Task description -> Go through the material below and return each line with the string "high" in it.

Information ->
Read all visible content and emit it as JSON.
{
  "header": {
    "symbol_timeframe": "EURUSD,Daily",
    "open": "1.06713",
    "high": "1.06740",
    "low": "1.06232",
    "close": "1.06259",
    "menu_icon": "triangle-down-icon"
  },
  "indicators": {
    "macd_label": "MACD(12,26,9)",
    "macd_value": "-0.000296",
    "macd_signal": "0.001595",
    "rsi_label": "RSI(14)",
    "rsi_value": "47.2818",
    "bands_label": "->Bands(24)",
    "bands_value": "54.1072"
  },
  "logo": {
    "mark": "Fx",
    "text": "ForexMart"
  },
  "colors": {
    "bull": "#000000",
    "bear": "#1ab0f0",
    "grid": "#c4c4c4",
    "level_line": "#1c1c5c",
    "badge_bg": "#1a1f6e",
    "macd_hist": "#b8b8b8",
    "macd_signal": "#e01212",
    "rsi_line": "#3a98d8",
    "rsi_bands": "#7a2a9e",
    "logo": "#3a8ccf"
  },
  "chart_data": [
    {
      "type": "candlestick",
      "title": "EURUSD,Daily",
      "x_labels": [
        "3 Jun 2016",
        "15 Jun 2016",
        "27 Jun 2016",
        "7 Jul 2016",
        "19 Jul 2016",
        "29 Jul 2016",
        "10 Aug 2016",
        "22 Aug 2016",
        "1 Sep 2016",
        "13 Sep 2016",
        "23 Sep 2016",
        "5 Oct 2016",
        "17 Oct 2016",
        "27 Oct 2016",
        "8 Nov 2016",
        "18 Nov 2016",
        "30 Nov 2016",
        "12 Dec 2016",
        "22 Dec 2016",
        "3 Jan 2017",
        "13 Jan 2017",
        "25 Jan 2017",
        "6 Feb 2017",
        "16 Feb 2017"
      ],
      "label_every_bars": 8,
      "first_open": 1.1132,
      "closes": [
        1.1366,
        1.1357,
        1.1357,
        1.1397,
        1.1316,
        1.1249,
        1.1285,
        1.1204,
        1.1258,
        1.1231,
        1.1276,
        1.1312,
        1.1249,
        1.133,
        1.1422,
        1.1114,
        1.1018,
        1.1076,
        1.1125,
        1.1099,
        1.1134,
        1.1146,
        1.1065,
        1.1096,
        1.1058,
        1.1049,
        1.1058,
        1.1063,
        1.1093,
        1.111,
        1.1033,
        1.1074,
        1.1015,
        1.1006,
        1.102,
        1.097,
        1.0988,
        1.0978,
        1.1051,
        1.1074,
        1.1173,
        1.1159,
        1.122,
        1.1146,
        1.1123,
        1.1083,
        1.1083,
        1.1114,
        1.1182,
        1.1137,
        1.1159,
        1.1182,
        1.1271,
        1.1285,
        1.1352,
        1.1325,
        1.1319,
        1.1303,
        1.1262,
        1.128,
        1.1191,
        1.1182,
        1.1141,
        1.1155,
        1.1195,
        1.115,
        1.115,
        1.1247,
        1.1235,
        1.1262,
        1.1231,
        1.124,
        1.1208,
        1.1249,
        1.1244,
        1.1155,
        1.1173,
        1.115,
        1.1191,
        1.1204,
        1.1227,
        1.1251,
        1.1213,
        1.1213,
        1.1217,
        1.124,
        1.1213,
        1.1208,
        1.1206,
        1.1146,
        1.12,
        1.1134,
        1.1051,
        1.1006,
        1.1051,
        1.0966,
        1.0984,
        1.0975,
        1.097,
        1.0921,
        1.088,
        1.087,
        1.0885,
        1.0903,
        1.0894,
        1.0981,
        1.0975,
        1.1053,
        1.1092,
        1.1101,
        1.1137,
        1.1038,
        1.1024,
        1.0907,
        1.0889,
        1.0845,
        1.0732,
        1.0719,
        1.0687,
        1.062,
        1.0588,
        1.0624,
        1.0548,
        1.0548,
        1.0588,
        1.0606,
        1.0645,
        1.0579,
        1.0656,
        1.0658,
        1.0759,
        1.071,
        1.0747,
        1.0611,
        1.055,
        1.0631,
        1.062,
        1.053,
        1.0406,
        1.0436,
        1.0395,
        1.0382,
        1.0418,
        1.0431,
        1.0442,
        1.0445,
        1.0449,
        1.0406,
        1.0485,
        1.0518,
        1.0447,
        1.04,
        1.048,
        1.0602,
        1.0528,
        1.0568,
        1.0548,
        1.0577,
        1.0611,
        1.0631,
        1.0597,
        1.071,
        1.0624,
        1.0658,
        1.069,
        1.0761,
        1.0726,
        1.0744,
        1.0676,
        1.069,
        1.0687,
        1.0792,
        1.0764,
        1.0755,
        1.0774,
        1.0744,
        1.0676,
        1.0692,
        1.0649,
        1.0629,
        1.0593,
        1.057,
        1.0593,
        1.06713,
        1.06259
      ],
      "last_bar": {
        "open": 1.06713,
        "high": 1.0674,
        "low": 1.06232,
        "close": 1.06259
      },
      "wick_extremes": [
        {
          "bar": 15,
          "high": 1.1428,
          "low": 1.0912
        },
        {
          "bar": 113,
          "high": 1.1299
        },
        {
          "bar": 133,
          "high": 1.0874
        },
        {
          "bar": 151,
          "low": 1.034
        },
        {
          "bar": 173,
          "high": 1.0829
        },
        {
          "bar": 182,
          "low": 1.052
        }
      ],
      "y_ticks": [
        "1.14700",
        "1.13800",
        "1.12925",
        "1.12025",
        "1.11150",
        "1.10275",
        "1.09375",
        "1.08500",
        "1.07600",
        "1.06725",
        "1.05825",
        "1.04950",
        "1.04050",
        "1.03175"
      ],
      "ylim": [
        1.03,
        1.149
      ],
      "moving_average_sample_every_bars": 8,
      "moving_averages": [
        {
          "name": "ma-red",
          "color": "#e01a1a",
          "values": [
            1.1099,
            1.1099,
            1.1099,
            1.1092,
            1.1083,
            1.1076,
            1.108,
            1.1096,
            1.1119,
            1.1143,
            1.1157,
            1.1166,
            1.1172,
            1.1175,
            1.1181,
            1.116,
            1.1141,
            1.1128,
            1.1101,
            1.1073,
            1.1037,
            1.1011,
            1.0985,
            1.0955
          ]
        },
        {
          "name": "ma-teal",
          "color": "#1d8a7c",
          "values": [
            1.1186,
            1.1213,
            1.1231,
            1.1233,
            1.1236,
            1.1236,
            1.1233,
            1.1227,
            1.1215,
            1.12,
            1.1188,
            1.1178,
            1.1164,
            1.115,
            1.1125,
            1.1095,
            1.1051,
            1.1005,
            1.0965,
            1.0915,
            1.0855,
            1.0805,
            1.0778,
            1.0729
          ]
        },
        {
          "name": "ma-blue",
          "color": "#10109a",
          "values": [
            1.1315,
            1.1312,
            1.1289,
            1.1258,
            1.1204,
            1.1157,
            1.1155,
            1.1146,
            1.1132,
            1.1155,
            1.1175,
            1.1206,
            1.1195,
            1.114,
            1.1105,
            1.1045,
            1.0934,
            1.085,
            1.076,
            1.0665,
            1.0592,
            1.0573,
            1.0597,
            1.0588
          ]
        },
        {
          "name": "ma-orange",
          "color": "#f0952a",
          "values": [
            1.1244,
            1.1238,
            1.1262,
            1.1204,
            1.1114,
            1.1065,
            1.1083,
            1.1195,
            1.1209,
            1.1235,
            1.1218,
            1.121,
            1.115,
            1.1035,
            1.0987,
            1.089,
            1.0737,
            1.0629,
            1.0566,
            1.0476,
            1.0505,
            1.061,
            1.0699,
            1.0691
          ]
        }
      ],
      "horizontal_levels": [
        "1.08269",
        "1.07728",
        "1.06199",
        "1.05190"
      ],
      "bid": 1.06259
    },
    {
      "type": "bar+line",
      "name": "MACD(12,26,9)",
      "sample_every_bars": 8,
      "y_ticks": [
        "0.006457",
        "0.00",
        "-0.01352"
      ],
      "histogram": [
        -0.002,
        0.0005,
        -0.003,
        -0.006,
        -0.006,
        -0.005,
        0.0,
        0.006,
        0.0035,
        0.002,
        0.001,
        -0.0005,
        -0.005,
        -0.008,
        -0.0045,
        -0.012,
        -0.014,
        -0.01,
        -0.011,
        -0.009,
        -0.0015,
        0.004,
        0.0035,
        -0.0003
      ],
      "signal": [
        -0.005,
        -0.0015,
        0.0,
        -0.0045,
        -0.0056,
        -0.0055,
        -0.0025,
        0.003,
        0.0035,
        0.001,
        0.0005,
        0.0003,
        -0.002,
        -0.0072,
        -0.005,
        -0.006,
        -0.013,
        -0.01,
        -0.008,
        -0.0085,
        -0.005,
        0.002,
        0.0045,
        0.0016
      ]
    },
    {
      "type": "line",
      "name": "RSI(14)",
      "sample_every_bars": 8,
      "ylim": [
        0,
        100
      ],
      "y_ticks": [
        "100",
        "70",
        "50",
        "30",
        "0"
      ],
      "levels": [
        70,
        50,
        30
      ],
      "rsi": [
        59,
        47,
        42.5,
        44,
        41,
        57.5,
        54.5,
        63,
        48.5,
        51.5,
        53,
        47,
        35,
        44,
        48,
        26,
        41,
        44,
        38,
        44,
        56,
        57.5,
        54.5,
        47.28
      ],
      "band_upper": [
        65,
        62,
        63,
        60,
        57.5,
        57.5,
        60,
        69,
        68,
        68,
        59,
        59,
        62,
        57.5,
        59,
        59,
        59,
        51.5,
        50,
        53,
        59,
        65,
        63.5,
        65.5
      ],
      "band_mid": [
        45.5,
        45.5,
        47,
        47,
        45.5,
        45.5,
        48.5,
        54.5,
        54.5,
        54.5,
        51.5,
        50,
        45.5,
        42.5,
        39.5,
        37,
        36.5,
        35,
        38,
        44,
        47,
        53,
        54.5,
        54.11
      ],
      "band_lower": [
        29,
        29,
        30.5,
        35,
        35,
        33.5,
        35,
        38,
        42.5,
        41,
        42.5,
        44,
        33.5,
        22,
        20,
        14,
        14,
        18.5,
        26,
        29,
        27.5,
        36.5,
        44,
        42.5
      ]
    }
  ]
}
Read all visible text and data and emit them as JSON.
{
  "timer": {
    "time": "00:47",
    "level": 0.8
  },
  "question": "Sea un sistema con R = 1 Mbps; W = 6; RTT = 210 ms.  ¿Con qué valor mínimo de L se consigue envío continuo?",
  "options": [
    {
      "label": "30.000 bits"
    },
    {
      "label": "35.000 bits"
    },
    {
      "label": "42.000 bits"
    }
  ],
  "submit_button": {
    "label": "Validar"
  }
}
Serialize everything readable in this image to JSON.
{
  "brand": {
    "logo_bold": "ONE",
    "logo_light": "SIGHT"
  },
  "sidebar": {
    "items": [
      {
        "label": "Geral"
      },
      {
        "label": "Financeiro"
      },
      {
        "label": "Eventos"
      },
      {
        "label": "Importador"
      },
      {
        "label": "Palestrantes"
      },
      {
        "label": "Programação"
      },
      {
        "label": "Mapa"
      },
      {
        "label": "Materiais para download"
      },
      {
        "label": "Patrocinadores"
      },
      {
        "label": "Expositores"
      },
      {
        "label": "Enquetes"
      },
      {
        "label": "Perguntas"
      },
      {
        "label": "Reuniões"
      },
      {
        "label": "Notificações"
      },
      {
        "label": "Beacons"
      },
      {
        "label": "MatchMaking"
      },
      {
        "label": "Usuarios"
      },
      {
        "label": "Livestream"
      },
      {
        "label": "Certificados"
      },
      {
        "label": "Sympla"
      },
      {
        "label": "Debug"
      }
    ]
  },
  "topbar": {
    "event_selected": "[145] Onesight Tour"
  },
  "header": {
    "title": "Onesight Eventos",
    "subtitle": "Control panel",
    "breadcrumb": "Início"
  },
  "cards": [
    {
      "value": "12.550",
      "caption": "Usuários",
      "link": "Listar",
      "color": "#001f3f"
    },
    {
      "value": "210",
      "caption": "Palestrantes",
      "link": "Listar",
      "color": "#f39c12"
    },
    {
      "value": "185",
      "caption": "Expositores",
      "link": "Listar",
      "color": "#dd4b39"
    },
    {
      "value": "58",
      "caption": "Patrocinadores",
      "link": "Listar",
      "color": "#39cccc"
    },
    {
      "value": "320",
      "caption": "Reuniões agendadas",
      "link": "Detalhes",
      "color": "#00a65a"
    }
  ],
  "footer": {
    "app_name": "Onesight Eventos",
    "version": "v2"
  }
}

Answer section ->
    "high": "1.06740",
        "high": 1.0674,
          "high": 1.1428,
          "high": 1.1299
          "high": 1.0874
          "high": 1.0829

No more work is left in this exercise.